1. Nov 19, 2011

### tehjinxman

1. The problem statement, all variables and given/known data
A 1 Kg car moving at 2m/s collides elastically with a stationary car. The first car rebounds opposite to the original direction at 1m/s and the second car moves off in the original direction of the first car.
A) What is the mass of the 2nd car
B) What is the speed of the 2nd car

2. Relevant equations
P = M*V
M1V1 + M2V2 = M1V1 + M2V2

3. The attempt at a solution
I have been beating my head against this problem for hours now. It seems like it should be incredibly easy, and simple to figure out, but I just can't make it click in my head.
So I have:
Car1-- Initial momentum = 2*1 = 2, Final momentum = -1*1 = -1
Car2-- Initial momentum = 0*M2 = 0, Final momentum = M2*v2

Since momentum is conserved --> Car1i + Car2i = Car1f + Car2f --> 2+0 = -1 + 3
Total final momentum of Car2 is 3 in the positive direction.

(1*2) + (M2*0) = (-1*1) + (M2V2)

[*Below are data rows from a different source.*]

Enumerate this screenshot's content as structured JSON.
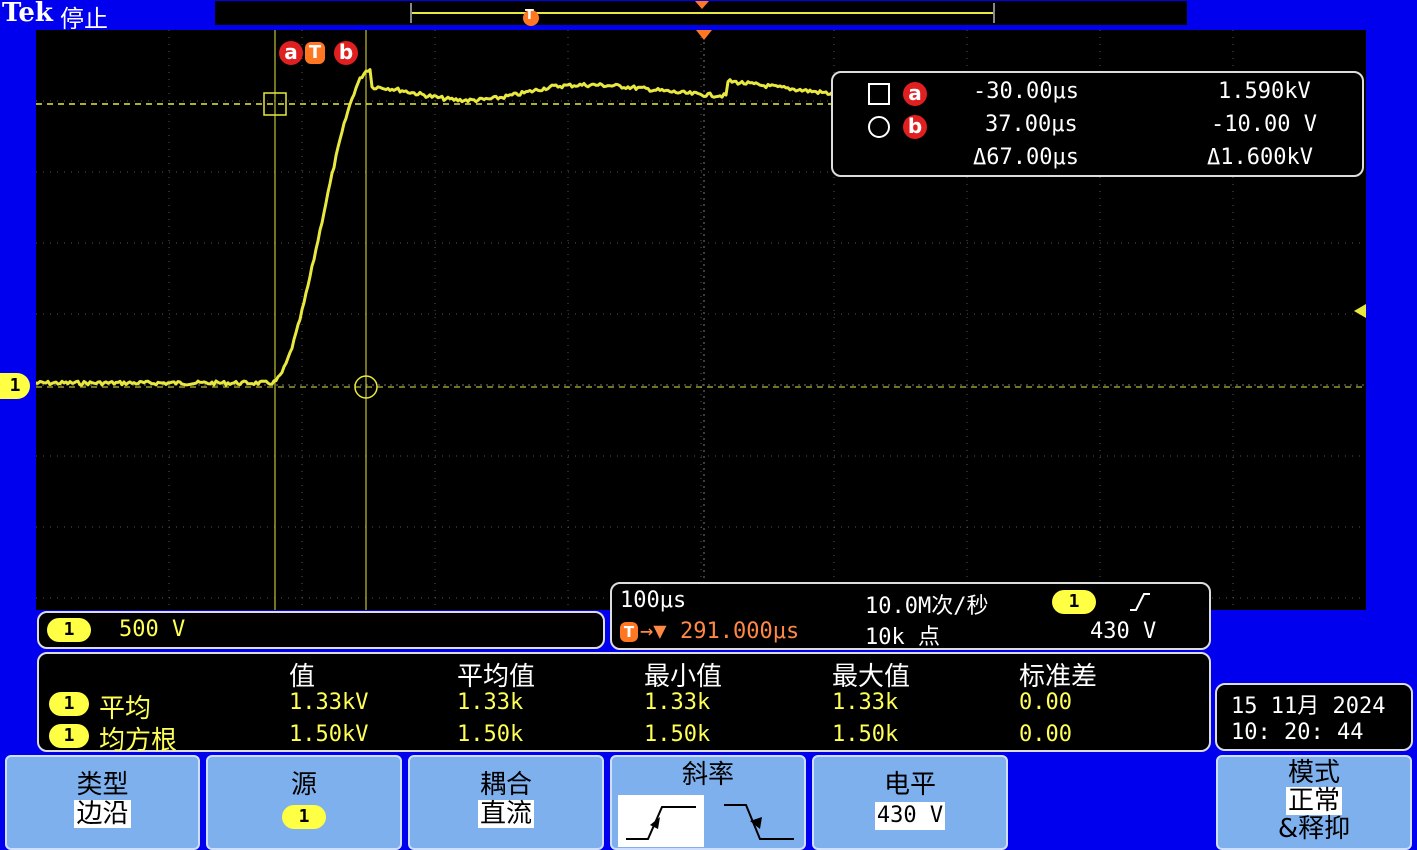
{
  "header": {
    "brand": "Tek",
    "status": "停止",
    "trigger_marker": "T"
  },
  "cursor_flags": {
    "a": "a",
    "t": "T",
    "b": "b"
  },
  "channel_marker": "1",
  "cursor_readout": {
    "rows": [
      {
        "cursor": "a",
        "time": "-30.00μs",
        "value": "1.590kV"
      },
      {
        "cursor": "b",
        "time": "37.00μs",
        "value": "-10.00 V"
      }
    ],
    "delta_time": "Δ67.00μs",
    "delta_value": "Δ1.600kV"
  },
  "channel_scale": {
    "channel": "1",
    "scale": "500 V"
  },
  "timebase": {
    "time_per_div": "100μs",
    "trigger_position": "291.000μs",
    "sample_rate": "10.0M次/秒",
    "record_length": "10k 点",
    "trigger_channel": "1",
    "trigger_level": "430 V"
  },
  "measurements": {
    "headers": [
      "值",
      "平均值",
      "最小值",
      "最大值",
      "标准差"
    ],
    "rows": [
      {
        "channel": "1",
        "name": "平均",
        "value": "1.33kV",
        "mean": "1.33k",
        "min": "1.33k",
        "max": "1.33k",
        "std": "0.00"
      },
      {
        "channel": "1",
        "name": "均方根",
        "value": "1.50kV",
        "mean": "1.50k",
        "min": "1.50k",
        "max": "1.50k",
        "std": "0.00"
      }
    ]
  },
  "datetime": {
    "date": "15 11月  2024",
    "time": "10: 20: 44"
  },
  "softkeys": {
    "type": {
      "label": "类型",
      "value": "边沿"
    },
    "source": {
      "label": "源",
      "value": "1"
    },
    "coupling": {
      "label": "耦合",
      "value": "直流"
    },
    "slope": {
      "label": "斜率"
    },
    "level": {
      "label": "电平",
      "value": "430 V"
    },
    "mode": {
      "label": "模式",
      "value": "正常",
      "value2": "&释抑"
    }
  },
  "colors": {
    "trace": "#e8e840",
    "background": "#0000ee",
    "accent_red": "#e02020",
    "trigger_orange": "#ff7722"
  }
}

Ive spent i dont know how many hours trying to use these two equations to find some equality with M2. I mean the momentum of Car 2 after the collision, clearly needs to be +3, but there are an infinite combination of numbers that multiply to 3. I feel as though i am missing something extremely simple.
1. The problem statement, all variables and given/known data

2. Relevant equations

3. The attempt at a solution

2. Nov 19, 2011

### ehild

The collision is elastic, energy is conserved. Set up a second equation for conservation of kinetic energy.

ehild

3. Nov 19, 2011

### tehjinxman

So Ke1i = .5(1)(2^2) =2
Ke2i = 0
KeTotal = 2

Ke1f = .5(1)(-1^2) = 0.5
So Ke2f must = 1.5
KeTotal = 2

Ke1f+Ke2f = 2
.5 + (mv^2)/2 = 2
mv^2 = 3

Then compare MV = 3 and MV^2 = 3? So MV^2 = MV
Which means V must be 1m/s and M must be 3 Kg?

4. Nov 19, 2011

### ehild

It is correct now !

ehild